Marco SiddiSenior researcher at the Finnish Institute of International Affairs

Energy trade between Russia and Europe started during the Cold War and has expanded significantly during the last five decades. The EU’s reliance on Russian energy, particularly gas, has raised political concerns about the bloc’s vulnerability to supply disruptions.

However, Russia is at least as dependent on this energy trade as the EU is. Approximately two-thirds of Russia’s export revenues originate in energy sales abroad, most of which occur in the European market. Without this income, the Russian state would lack the money to provide basic services to its population.
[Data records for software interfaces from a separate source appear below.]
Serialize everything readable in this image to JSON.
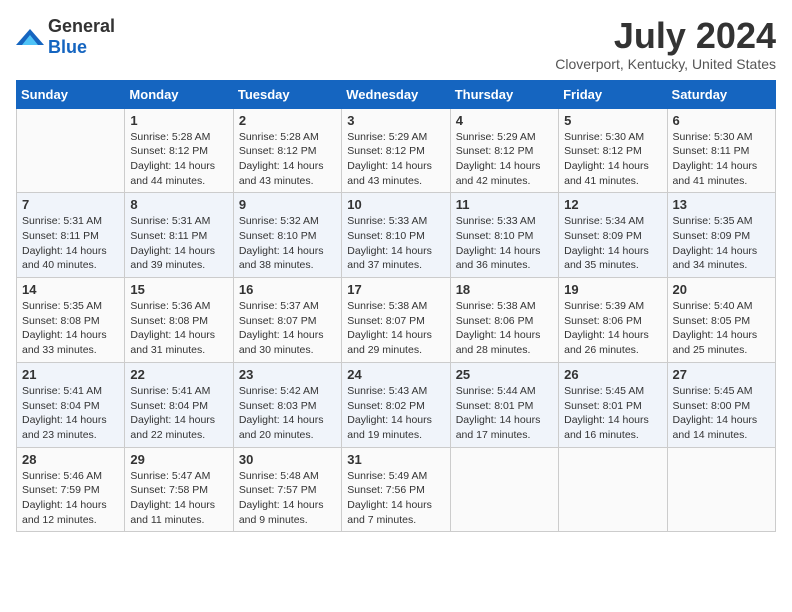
{
  "logo": {
    "text_general": "General",
    "text_blue": "Blue"
  },
  "title": "July 2024",
  "location": "Cloverport, Kentucky, United States",
  "days_of_week": [
    "Sunday",
    "Monday",
    "Tuesday",
    "Wednesday",
    "Thursday",
    "Friday",
    "Saturday"
  ],
  "weeks": [
    [
      {
        "day": "",
        "info": ""
      },
      {
        "day": "1",
        "info": "Sunrise: 5:28 AM\nSunset: 8:12 PM\nDaylight: 14 hours\nand 44 minutes."
      },
      {
        "day": "2",
        "info": "Sunrise: 5:28 AM\nSunset: 8:12 PM\nDaylight: 14 hours\nand 43 minutes."
      },
      {
        "day": "3",
        "info": "Sunrise: 5:29 AM\nSunset: 8:12 PM\nDaylight: 14 hours\nand 43 minutes."
      },
      {
        "day": "4",
        "info": "Sunrise: 5:29 AM\nSunset: 8:12 PM\nDaylight: 14 hours\nand 42 minutes."
      },
      {
        "day": "5",
        "info": "Sunrise: 5:30 AM\nSunset: 8:12 PM\nDaylight: 14 hours\nand 41 minutes."
      },
      {
        "day": "6",
        "info": "Sunrise: 5:30 AM\nSunset: 8:11 PM\nDaylight: 14 hours\nand 41 minutes."
      }
    ],
    [
      {
        "day": "7",
        "info": "Sunrise: 5:31 AM\nSunset: 8:11 PM\nDaylight: 14 hours\nand 40 minutes."
      },
      {
        "day": "8",
        "info": "Sunrise: 5:31 AM\nSunset: 8:11 PM\nDaylight: 14 hours\nand 39 minutes."
      },
      {
        "day": "9",
        "info": "Sunrise: 5:32 AM\nSunset: 8:10 PM\nDaylight: 14 hours\nand 38 minutes."
      },
      {
        "day": "10",
        "info": "Sunrise: 5:33 AM\nSunset: 8:10 PM\nDaylight: 14 hours\nand 37 minutes."
      },
      {
        "day": "11",
        "info": "Sunrise: 5:33 AM\nSunset: 8:10 PM\nDaylight: 14 hours\nand 36 minutes."
      },
      {
        "day": "12",
        "info": "Sunrise: 5:34 AM\nSunset: 8:09 PM\nDaylight: 14 hours\nand 35 minutes."
      },
      {
        "day": "13",
        "info": "Sunrise: 5:35 AM\nSunset: 8:09 PM\nDaylight: 14 hours\nand 34 minutes."
      }
    ],
    [
      {
        "day": "14",
        "info": "Sunrise: 5:35 AM\nSunset: 8:08 PM\nDaylight: 14 hours\nand 33 minutes."
      },
      {
        "day": "15",
        "info": "Sunrise: 5:36 AM\nSunset: 8:08 PM\nDaylight: 14 hours\nand 31 minutes."
      },
      {
        "day": "16",
        "info": "Sunrise: 5:37 AM\nSunset: 8:07 PM\nDaylight: 14 hours\nand 30 minutes."
      },
      {
        "day": "17",
        "info": "Sunrise: 5:38 AM\nSunset: 8:07 PM\nDaylight: 14 hours\nand 29 minutes."
      },
      {
        "day": "18",
        "info": "Sunrise: 5:38 AM\nSunset: 8:06 PM\nDaylight: 14 hours\nand 28 minutes."
      },
      {
        "day": "19",
        "info": "Sunrise: 5:39 AM\nSunset: 8:06 PM\nDaylight: 14 hours\nand 26 minutes."
      },
      {
        "day": "20",
        "info": "Sunrise: 5:40 AM\nSunset: 8:05 PM\nDaylight: 14 hours\nand 25 minutes."
      }
    ],
    [
      {
        "day": "21",
        "info": "Sunrise: 5:41 AM\nSunset: 8:04 PM\nDaylight: 14 hours\nand 23 minutes."
      },
      {
        "day": "22",
        "info": "Sunrise: 5:41 AM\nSunset: 8:04 PM\nDaylight: 14 hours\nand 22 minutes."
      },
      {
        "day": "23",
        "info": "Sunrise: 5:42 AM\nSunset: 8:03 PM\nDaylight: 14 hours\nand 20 minutes."
      },
      {
        "day": "24",
        "info": "Sunrise: 5:43 AM\nSunset: 8:02 PM\nDaylight: 14 hours\nand 19 minutes."
      },
      {
        "day": "25",
        "info": "Sunrise: 5:44 AM\nSunset: 8:01 PM\nDaylight: 14 hours\nand 17 minutes."
      },
      {
        "day": "26",
        "info": "Sunrise: 5:45 AM\nSunset: 8:01 PM\nDaylight: 14 hours\nand 16 minutes."
      },
      {
        "day": "27",
        "info": "Sunrise: 5:45 AM\nSunset: 8:00 PM\nDaylight: 14 hours\nand 14 minutes."
      }
    ],
    [
      {
        "day": "28",
        "info": "Sunrise: 5:46 AM\nSunset: 7:59 PM\nDaylight: 14 hours\nand 12 minutes."
      },
      {
        "day": "29",
        "info": "Sunrise: 5:47 AM\nSunset: 7:58 PM\nDaylight: 14 hours\nand 11 minutes."
      },
      {
        "day": "30",
        "info": "Sunrise: 5:48 AM\nSunset: 7:57 PM\nDaylight: 14 hours\nand 9 minutes."
      },
      {
        "day": "31",
        "info": "Sunrise: 5:49 AM\nSunset: 7:56 PM\nDaylight: 14 hours\nand 7 minutes."
      },
      {
        "day": "",
        "info": ""
      },
      {
        "day": "",
        "info": ""
      },
      {
        "day": "",
        "info": ""
      }
    ]
  ]
}
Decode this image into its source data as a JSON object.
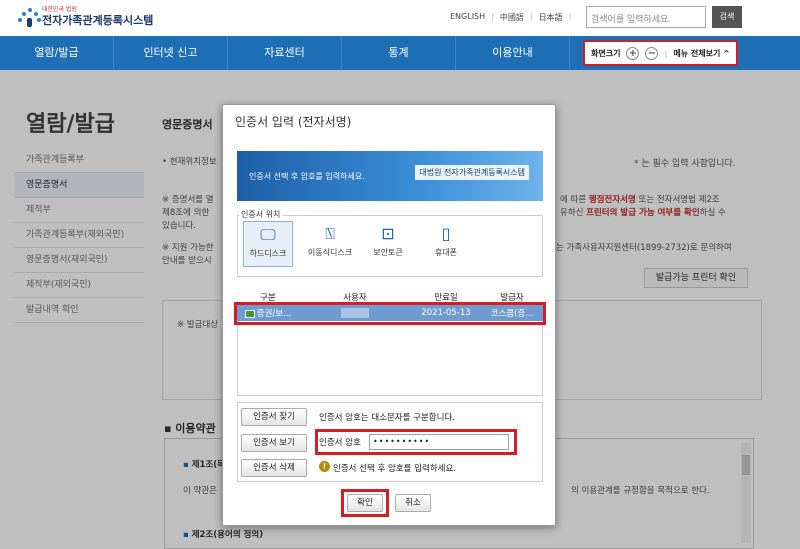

Due to existing path dependencies (pipelines and contracts), Russia cannot easily shift its energy sales toward other markets, such as China: large infrastructure investments would be necessary, which are difficult to make at a time of low oil prices and financial sanctions.

Moreover, the EU has an increasing range of options to buy energy from other exporters, including numerous underused LNG import terminals. The EU’s energy market is more and more interconnected. These factors mitigate the risks related to the import of Russian energy. As Russian pipeline gas tends to be cheaper than LNG, it will most likely remain an important component of the EU’s energy mix in the foreseeable future.

 

Stephen SzaboResident senior fellow at the American Institute for Contemporary German Studies

The issue is not dependence but resilience. Europe benefits from access to Russian energy and has an interest in keeping Russia dependent on European markets and therefore in providing it with an incentive for a stable Europe. Leverage is a two-way street, and some interdependence gives Europe some leverage over Russia as well as vice versa. It is certainly not in Europe’s interest to destabilize the Russian economy through a rapid shift in Russian energy policies.

The key for Europe is to ensure that there are alternatives to Russian energy through diversification and interconnection of pipelines. All this requires a European policy rather than national freelancing like the proposed Nord Stream 2 pipeline to bring Russian gas to Germany under the Baltic Sea.

In addition, there is the environmental dimension to dependence on Russian energy, as this means continued reliance on fossil fuels and dirty energy. Volvo’s announcement that it will stop producing gas-fueled vehicles and Europe’s move toward renewable sources are signs of what is to come and indications that Russia’s energy leverage will decline over the next decade.